I’m happy to share the names of six authors whose writing has helped my students and me to think differently about ourselves, our communities, and our country. The list is partial, and the names are in no parituclar order. I’ve included each author’s Twitter handle, in case you want to follow them that way as well. They’re my personal “go to” authors who have provided me with one or more especially powerful reads. I hope they’ll inspire a trip to your local bookstore or library, and possibly your own journey of understanding into the history of Indigenous people, in Canada or your own country:
Richard Wagamese (@richardwagamese): Wagamese’s novel Keeper ‘n’ Me was the first full length selection my students and I tackled together. We followed Garnet Raven as he returns to the home from which he had been removed when he was 3 years old. He rediscovers his family, his community and himself with the guidance of Keeper, a friend of his grandfather’s. A touching, hilarious, hopeful story of reconnecting
Thomas King: My introduction to King’s work came through the book of linked stories Medicine River. Set in a Blackfoot community in southern Alberta, we follow Will, a returnee to Medicine River, and his interactions with friends and neighbors, as they regularly and mostly good naturedly interfere in each other’s lives. King’s more recent, narrative-styled commentaries, The Truth About Stories and The Inconvenient Indian: A Curious Account of Native People in North America expose the roots of the many misperceptions about Aboriginal Canadians and sets the record straight on a whole variety of historical inaccuracies. I enjoy King’s deft weaving of storytelling, factual accounts, and sly humor.

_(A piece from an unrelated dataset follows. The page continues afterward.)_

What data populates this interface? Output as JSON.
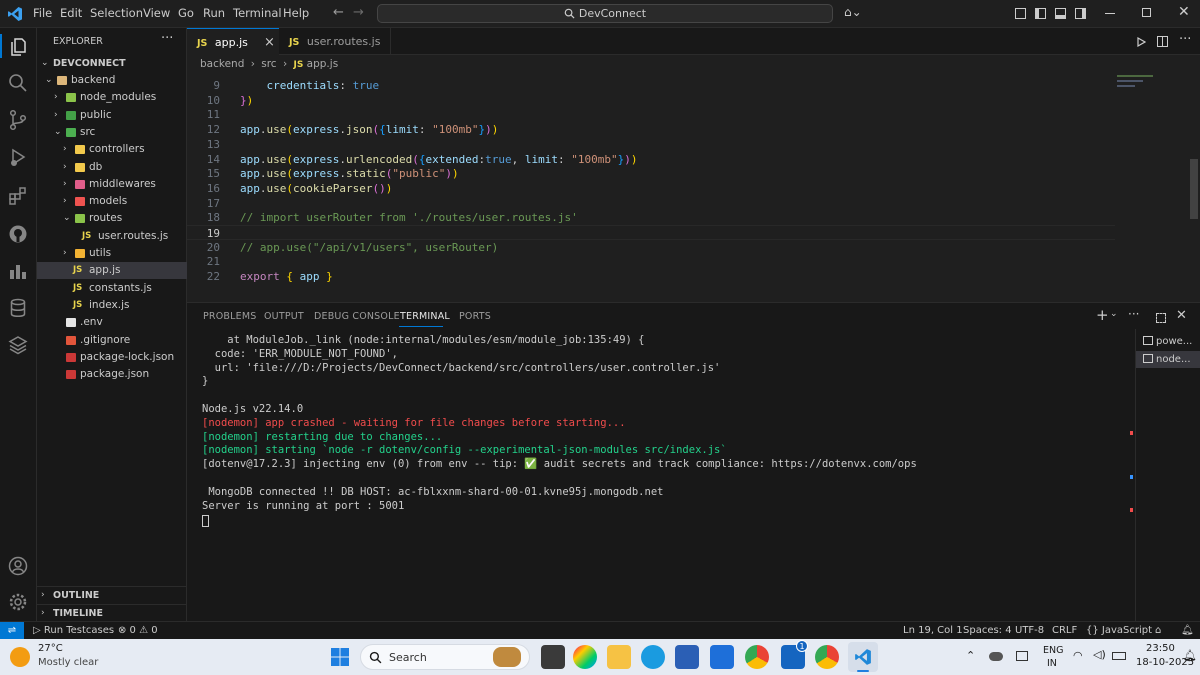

Joseph Boyden (@josephboyden): I wish that I’d still been teaching when I discovered Boyden’s Three Day Road, My students would have loved it. Best friends Xavier Bird and Elijah Weesageechak leave their Northern Cree community to serve as sharpshooters in World War I France. Their experiences in the trenches and towns test their friendship and their personal resilience. Boyden’s follow up novel Through Black Spruce picks up the thread of Xavier’s family generations later as dual narrators Will Bird and his niece Annie share their separate stories of loss, discovery, and the family bonds that keep them connected.
Marilyn Dumont (@reallygoodbrowngirl): A Really Good Brown Girl, Green Girl Dreams Mountains, That Tongued Belonging – Reading Dumont’s poetry is like walking through an art gallery. I wander back frequently to reconsider specific images again and again. With breathtaking clarity, her words personalize Indigenous issues and help me to appreciate their complexity.
Rosanna Deerchild: This Is A Small Northern Town is a stark poetic portrayal of a girl’s life in a rough scrabble mining town. We accompany Deerchild into the turbulent heart of her family, and on her rambles through the community, where she finds both acceptance and rejection, beauty and squalor among the people and places that touch her life.
Katherena Vermette(@katherenav): When I lived in the south end of Winnipeg, my neighbors told me, “Don’t go to the North End. It’s too dangerous.” So when I discovered North End Love Songs, by Winnipeg poet Katherena Vermette, I was hooked. Vermette draws stunning portraits of the people who make the north end their home, finding poetry in girls drinking Big Gulps and young mothers watching over their children at play. A heartbreaking series describes her brother’s disappearance, the police’s indifference, her parents’ grief. I’m reading the book for the second time now, dazzled that so few words can evoke so much emotion.